§ Instructions for the task:
Give the number of lines below that hold the string "services", and nothing more.

***** Provided data

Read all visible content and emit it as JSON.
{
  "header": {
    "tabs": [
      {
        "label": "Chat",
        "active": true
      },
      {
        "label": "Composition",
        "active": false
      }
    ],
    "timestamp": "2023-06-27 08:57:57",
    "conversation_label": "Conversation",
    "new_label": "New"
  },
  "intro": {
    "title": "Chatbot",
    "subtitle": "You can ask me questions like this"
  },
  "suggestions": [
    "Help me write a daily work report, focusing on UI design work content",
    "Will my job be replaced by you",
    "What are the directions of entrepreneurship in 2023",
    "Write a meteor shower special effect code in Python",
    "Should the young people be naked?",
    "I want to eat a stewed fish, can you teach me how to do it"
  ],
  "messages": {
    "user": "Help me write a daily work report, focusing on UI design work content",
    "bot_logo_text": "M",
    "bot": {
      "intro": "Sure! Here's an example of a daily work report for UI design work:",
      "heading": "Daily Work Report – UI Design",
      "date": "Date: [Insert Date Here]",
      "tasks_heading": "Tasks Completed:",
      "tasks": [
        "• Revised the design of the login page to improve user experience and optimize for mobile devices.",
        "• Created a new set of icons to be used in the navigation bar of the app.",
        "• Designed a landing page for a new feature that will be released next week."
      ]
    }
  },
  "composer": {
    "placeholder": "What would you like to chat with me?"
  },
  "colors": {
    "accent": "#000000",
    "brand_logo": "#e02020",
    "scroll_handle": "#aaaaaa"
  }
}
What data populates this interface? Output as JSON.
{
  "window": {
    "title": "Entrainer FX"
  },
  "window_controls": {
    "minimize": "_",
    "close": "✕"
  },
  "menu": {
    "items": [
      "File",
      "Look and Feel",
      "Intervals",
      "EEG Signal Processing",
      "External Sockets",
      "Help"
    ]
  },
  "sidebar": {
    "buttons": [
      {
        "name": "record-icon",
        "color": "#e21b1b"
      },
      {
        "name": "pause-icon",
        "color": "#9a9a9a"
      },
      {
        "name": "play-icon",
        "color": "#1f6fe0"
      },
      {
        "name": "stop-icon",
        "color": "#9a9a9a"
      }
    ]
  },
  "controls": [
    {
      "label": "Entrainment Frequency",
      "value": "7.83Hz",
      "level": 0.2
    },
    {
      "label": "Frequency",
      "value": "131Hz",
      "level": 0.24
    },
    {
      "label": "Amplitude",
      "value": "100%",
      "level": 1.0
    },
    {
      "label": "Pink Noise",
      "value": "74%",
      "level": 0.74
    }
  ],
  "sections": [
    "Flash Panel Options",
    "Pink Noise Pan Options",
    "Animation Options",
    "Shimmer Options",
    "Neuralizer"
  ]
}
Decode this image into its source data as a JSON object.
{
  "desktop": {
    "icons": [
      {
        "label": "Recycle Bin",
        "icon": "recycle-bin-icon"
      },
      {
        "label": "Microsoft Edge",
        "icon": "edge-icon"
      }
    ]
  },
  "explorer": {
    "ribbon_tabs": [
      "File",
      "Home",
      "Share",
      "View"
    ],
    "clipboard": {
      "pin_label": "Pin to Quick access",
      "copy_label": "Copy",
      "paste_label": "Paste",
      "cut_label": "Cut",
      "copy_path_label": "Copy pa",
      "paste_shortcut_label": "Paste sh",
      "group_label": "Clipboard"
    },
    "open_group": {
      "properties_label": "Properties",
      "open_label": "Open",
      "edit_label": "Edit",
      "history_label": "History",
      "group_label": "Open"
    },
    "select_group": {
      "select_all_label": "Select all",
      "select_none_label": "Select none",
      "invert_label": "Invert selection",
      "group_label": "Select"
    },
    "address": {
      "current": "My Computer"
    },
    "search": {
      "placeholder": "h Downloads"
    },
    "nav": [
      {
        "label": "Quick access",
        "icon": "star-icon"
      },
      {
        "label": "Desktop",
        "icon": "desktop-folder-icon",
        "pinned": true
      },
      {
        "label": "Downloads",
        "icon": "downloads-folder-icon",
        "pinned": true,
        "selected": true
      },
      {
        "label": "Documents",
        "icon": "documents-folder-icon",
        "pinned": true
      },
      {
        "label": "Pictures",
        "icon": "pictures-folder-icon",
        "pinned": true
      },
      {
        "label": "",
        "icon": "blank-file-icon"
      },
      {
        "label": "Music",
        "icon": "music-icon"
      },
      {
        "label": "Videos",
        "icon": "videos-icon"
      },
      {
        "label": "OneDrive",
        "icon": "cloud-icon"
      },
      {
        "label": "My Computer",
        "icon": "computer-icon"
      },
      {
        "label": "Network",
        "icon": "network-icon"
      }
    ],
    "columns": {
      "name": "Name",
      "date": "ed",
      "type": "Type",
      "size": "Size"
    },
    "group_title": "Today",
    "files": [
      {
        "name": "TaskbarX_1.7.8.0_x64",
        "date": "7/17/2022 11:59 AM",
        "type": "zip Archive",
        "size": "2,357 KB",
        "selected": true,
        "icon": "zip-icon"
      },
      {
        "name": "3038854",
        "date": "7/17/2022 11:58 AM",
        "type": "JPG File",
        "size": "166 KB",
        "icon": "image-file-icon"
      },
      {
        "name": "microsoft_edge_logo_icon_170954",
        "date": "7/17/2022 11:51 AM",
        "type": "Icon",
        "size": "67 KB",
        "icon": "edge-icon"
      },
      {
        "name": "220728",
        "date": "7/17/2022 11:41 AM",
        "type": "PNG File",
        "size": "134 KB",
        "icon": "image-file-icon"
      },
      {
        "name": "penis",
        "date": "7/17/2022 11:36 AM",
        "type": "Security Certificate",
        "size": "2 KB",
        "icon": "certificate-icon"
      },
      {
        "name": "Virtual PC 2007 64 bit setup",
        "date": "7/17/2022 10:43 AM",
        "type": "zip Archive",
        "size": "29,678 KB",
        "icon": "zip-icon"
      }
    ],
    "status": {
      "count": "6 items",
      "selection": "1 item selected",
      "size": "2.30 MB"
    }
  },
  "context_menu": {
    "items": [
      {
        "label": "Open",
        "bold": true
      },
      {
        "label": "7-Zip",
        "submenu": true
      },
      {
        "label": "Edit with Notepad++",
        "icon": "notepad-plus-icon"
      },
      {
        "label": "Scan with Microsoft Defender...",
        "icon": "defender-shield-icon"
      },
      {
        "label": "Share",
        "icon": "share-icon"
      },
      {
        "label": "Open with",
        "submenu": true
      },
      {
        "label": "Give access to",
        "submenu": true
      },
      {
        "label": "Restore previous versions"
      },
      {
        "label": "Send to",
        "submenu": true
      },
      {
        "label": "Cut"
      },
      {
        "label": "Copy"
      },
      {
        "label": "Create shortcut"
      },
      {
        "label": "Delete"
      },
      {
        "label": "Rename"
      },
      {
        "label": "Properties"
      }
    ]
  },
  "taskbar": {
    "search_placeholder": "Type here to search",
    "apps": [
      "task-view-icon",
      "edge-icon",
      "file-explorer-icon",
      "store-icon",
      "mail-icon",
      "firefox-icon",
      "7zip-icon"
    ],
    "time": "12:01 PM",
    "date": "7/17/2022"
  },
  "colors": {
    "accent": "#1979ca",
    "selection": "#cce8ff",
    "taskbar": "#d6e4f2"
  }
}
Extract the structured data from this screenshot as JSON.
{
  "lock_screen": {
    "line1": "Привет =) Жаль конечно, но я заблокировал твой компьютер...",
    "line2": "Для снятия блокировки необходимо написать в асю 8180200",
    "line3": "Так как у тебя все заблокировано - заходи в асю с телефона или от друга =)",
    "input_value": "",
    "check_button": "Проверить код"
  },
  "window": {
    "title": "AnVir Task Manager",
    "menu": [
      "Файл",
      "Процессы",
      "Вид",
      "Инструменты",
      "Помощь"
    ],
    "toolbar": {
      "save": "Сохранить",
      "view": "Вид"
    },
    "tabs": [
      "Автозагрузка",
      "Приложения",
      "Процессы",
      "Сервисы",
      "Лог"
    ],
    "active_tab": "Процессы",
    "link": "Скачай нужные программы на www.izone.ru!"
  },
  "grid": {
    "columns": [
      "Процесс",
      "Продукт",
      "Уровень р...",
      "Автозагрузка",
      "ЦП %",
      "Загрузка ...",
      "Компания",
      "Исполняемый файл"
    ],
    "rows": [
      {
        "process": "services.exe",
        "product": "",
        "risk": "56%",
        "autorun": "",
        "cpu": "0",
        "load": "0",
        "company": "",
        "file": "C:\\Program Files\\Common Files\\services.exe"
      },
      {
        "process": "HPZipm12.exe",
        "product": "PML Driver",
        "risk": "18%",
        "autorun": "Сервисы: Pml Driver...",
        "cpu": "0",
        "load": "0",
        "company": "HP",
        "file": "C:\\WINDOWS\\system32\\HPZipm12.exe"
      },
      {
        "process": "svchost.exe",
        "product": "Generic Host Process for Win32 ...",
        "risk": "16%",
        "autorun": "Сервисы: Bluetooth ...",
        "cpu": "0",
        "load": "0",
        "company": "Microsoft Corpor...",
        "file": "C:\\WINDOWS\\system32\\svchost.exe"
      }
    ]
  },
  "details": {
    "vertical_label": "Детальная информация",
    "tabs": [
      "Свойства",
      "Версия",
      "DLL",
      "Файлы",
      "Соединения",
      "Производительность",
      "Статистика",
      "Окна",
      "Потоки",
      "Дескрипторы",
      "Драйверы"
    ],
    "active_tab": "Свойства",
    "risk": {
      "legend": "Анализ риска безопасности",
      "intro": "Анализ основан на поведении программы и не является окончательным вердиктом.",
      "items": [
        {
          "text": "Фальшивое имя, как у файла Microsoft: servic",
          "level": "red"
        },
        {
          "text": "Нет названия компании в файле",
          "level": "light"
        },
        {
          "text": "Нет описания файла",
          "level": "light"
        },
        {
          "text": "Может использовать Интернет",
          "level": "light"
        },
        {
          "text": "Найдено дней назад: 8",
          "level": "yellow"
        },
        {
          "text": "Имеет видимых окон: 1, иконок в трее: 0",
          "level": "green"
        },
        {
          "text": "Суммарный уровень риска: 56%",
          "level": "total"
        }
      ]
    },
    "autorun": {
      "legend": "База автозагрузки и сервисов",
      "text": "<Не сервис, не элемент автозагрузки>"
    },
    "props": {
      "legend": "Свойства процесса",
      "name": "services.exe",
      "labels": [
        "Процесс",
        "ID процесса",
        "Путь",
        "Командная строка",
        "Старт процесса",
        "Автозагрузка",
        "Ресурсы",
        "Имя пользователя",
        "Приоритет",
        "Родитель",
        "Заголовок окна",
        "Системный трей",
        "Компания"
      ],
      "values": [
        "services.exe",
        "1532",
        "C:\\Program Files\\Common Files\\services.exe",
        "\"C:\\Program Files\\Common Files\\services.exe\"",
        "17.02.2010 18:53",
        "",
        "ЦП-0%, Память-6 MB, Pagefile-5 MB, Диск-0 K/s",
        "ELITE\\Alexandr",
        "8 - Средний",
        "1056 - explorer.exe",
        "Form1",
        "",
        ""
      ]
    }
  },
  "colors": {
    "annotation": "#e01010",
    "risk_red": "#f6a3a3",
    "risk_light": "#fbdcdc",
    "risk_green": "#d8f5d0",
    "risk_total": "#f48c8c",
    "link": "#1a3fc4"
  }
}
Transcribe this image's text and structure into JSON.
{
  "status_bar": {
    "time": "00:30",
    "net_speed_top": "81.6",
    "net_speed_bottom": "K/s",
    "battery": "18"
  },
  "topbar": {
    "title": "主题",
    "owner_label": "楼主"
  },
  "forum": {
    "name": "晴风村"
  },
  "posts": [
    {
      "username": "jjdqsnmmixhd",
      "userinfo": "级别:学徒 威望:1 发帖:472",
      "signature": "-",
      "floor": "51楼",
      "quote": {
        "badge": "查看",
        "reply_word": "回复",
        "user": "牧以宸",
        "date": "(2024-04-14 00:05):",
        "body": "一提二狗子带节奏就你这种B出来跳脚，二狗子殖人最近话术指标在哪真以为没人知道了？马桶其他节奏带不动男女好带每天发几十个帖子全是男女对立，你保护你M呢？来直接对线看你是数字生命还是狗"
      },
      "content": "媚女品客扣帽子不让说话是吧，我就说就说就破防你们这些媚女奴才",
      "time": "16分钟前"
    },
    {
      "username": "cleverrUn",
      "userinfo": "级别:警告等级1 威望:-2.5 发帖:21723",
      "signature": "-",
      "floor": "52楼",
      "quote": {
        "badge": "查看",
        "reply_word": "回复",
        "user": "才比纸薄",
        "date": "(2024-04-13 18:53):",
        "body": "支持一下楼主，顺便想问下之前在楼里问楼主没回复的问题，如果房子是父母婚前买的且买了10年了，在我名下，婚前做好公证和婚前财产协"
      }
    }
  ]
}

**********

§ Result of this task:
6